_Activity:_ Every line in the records below with the string "subtitle" is to be copied out.

(Excerpts from a dataset)
-=-=-
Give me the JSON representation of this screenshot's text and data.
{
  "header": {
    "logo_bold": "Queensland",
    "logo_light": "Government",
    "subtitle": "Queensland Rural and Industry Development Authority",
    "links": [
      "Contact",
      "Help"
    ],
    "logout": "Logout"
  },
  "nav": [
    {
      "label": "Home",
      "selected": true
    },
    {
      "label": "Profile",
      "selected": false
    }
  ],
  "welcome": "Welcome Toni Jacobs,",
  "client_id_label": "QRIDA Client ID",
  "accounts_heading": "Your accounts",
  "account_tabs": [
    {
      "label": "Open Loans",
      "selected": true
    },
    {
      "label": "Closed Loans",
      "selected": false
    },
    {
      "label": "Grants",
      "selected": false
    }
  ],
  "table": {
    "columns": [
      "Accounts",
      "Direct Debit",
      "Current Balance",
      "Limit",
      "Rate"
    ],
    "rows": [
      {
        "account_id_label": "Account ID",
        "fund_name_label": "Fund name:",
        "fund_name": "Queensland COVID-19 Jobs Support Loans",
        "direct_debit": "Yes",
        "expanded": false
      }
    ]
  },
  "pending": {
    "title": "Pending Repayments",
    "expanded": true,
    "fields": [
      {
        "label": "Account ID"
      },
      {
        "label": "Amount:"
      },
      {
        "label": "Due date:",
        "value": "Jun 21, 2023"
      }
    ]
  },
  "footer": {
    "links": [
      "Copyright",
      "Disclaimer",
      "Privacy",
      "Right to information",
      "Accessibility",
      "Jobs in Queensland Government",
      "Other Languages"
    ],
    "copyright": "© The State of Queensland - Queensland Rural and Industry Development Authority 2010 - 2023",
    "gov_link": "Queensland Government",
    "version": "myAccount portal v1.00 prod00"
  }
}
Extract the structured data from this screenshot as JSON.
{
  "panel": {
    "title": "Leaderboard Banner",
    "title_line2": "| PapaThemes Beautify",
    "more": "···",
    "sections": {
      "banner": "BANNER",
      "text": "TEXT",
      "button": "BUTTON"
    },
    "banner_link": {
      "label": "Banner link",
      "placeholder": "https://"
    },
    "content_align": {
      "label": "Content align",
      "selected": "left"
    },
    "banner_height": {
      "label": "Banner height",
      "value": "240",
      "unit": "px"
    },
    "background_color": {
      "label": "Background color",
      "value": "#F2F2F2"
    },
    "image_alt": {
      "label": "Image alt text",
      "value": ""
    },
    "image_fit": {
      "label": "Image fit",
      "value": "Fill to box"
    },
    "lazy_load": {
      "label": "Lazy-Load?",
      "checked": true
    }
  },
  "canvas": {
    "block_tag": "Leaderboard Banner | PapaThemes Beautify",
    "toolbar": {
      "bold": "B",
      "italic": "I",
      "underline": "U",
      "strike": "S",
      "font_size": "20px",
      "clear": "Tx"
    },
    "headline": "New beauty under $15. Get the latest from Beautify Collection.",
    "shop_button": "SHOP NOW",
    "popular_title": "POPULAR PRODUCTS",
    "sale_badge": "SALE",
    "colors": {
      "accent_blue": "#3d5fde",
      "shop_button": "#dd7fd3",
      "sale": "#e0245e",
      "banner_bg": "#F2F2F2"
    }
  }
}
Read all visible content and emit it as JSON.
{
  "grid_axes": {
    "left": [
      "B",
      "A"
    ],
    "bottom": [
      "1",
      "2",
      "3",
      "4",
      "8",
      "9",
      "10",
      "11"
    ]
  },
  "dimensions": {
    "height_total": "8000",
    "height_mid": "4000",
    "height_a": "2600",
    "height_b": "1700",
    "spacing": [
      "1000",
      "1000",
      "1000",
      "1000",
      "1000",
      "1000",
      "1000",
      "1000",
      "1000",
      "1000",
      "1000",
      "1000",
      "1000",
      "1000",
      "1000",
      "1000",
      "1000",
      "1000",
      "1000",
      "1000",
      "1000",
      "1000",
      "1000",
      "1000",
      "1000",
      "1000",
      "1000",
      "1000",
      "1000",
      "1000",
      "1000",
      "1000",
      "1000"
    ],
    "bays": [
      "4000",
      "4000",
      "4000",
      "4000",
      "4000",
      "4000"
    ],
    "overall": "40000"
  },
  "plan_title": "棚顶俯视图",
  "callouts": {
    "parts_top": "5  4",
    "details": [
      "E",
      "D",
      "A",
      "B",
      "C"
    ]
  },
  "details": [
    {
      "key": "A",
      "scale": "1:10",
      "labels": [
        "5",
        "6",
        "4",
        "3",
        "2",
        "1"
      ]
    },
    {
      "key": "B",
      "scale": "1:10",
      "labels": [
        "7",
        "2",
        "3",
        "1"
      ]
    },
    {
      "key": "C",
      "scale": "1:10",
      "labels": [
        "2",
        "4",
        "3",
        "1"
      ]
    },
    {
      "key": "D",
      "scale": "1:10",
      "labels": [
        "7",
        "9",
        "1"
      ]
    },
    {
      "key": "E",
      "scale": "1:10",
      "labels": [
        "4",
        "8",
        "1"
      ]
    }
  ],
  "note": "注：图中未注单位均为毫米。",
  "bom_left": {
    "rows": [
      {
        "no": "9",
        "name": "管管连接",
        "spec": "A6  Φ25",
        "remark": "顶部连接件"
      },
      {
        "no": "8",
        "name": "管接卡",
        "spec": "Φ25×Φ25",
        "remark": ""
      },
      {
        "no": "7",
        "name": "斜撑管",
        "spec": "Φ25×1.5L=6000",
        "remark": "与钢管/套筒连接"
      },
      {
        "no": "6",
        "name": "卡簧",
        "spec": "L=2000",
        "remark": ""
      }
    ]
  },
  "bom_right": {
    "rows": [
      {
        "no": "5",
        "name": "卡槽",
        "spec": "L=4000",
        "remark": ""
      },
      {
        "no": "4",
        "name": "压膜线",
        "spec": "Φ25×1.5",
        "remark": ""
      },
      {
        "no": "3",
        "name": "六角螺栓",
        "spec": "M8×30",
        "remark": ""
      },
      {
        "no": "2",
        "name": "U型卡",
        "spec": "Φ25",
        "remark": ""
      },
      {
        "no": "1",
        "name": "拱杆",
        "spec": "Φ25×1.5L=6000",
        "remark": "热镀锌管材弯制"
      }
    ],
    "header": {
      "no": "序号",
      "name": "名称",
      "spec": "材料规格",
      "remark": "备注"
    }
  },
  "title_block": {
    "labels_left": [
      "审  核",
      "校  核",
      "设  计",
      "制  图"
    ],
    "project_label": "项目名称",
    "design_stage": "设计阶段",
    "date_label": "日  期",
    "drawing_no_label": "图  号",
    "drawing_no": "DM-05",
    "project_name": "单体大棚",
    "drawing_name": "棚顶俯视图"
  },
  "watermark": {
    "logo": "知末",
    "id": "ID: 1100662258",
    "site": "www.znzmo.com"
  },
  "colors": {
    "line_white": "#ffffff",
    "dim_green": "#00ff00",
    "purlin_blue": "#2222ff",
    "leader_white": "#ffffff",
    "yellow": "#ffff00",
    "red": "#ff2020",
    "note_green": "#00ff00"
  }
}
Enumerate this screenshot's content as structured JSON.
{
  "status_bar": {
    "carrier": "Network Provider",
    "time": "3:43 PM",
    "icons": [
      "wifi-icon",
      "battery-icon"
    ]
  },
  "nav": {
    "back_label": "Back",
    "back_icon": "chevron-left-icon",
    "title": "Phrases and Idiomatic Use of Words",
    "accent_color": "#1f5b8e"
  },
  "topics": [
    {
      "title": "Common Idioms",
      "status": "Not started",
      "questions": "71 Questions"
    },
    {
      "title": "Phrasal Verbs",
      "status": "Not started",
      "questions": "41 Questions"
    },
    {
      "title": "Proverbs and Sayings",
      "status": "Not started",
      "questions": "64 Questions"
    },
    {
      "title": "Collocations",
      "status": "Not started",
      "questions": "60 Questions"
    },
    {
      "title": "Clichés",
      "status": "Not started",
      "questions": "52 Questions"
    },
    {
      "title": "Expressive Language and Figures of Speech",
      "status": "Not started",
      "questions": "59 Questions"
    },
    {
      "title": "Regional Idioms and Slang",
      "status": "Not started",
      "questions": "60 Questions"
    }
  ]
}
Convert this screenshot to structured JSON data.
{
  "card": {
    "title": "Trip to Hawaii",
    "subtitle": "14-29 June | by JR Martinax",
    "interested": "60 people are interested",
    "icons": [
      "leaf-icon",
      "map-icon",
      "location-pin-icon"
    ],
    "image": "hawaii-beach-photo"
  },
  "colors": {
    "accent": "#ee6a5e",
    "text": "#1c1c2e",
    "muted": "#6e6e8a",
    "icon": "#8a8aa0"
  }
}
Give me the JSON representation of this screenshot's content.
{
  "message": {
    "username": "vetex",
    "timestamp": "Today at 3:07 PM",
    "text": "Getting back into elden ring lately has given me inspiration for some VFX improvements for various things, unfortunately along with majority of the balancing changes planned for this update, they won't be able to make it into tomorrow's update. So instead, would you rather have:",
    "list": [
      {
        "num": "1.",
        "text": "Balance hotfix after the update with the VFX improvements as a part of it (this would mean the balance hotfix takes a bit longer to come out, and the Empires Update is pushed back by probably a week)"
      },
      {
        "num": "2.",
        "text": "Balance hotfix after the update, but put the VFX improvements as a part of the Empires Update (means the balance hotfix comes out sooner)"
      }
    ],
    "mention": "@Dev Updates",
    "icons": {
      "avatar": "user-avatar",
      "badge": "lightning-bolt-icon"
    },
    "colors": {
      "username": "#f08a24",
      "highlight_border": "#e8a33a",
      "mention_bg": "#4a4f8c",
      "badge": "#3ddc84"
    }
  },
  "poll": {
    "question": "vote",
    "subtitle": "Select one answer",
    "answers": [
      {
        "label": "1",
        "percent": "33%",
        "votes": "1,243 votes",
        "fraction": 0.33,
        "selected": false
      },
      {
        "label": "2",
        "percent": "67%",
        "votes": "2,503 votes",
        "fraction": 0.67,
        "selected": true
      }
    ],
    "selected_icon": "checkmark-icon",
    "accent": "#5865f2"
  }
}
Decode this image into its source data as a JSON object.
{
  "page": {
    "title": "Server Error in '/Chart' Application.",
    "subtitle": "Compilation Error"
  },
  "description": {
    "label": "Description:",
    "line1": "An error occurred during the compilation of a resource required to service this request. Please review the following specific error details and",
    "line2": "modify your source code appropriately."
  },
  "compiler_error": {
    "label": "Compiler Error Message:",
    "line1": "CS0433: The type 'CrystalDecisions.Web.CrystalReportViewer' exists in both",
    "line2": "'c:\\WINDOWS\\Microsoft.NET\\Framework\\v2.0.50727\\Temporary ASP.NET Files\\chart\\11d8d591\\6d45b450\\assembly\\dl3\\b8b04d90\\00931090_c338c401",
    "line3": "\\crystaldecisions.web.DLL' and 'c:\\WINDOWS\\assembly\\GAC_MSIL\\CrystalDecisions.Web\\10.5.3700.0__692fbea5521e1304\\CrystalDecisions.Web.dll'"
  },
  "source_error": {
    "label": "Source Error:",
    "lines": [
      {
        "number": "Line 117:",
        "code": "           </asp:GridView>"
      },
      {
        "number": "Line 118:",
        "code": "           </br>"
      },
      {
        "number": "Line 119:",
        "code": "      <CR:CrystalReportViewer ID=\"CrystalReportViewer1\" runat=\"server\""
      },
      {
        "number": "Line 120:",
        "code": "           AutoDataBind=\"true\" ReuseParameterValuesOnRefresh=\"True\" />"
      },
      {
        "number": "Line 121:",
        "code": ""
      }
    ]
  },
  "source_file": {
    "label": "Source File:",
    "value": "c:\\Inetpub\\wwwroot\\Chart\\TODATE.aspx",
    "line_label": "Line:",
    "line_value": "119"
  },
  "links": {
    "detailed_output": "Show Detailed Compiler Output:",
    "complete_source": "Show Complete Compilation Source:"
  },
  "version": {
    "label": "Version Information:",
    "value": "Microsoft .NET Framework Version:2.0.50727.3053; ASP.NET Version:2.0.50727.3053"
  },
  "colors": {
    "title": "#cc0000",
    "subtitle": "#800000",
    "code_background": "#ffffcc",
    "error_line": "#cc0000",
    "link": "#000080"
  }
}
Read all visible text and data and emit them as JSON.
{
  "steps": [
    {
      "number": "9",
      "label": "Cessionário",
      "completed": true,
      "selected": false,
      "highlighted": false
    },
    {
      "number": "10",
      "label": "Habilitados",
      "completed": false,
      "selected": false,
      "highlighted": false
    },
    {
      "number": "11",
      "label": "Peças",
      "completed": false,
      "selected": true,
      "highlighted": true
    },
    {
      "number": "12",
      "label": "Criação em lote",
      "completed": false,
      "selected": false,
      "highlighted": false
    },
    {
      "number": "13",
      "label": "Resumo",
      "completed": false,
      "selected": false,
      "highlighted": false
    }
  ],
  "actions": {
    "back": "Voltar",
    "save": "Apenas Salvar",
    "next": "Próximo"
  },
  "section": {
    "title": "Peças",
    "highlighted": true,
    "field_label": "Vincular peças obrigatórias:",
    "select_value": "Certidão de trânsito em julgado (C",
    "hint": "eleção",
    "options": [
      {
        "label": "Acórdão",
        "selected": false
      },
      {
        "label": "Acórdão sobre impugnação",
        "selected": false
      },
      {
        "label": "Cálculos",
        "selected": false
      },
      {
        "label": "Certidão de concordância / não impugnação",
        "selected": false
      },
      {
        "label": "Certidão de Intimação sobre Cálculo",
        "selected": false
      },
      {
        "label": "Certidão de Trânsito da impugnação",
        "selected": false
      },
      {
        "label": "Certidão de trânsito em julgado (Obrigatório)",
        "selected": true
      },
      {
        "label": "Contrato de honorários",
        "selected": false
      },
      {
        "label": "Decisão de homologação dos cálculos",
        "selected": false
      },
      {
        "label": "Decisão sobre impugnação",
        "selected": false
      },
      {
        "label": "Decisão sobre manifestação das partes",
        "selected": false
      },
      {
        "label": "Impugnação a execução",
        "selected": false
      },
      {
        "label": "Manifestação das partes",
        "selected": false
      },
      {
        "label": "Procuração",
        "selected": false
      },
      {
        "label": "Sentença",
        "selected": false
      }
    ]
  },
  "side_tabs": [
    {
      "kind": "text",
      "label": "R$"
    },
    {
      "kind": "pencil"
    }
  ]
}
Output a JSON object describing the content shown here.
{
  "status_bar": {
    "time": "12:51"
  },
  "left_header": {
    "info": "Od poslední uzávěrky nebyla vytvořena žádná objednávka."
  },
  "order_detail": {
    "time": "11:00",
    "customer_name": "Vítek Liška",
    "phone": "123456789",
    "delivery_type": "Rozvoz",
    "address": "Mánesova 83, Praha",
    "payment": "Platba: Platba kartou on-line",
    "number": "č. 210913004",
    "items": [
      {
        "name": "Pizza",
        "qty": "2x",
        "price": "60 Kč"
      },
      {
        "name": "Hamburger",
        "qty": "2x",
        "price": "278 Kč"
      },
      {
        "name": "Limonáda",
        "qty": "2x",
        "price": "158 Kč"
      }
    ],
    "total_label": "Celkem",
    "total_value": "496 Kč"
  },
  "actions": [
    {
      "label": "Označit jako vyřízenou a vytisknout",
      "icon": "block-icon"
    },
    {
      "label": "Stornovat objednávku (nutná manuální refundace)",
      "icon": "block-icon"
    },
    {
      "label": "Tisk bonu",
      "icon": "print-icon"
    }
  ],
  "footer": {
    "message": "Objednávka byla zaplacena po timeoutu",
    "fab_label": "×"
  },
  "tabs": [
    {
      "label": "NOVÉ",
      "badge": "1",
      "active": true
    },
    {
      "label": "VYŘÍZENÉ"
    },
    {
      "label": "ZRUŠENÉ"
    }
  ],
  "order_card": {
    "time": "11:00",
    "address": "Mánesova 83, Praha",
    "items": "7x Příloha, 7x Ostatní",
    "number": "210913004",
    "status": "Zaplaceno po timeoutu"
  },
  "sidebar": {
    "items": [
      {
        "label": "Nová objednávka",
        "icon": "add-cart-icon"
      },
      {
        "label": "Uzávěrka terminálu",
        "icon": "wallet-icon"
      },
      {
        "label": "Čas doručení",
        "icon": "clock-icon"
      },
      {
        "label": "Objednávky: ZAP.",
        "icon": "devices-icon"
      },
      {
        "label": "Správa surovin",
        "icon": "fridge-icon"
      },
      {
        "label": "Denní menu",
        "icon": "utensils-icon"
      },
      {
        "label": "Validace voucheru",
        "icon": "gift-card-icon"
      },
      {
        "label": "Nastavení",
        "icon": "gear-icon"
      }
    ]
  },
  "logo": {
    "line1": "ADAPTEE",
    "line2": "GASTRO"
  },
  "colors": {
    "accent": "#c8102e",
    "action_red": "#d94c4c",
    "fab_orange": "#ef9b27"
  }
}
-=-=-
_Output for this exercise:_
    "subtitle": "Queensland Rural and Industry Development Authority",
    "subtitle": "14-29 June | by JR Martinax",
    "subtitle": "Select one answer",
    "subtitle": "Compilation Error"
    "subtitle": "#800000",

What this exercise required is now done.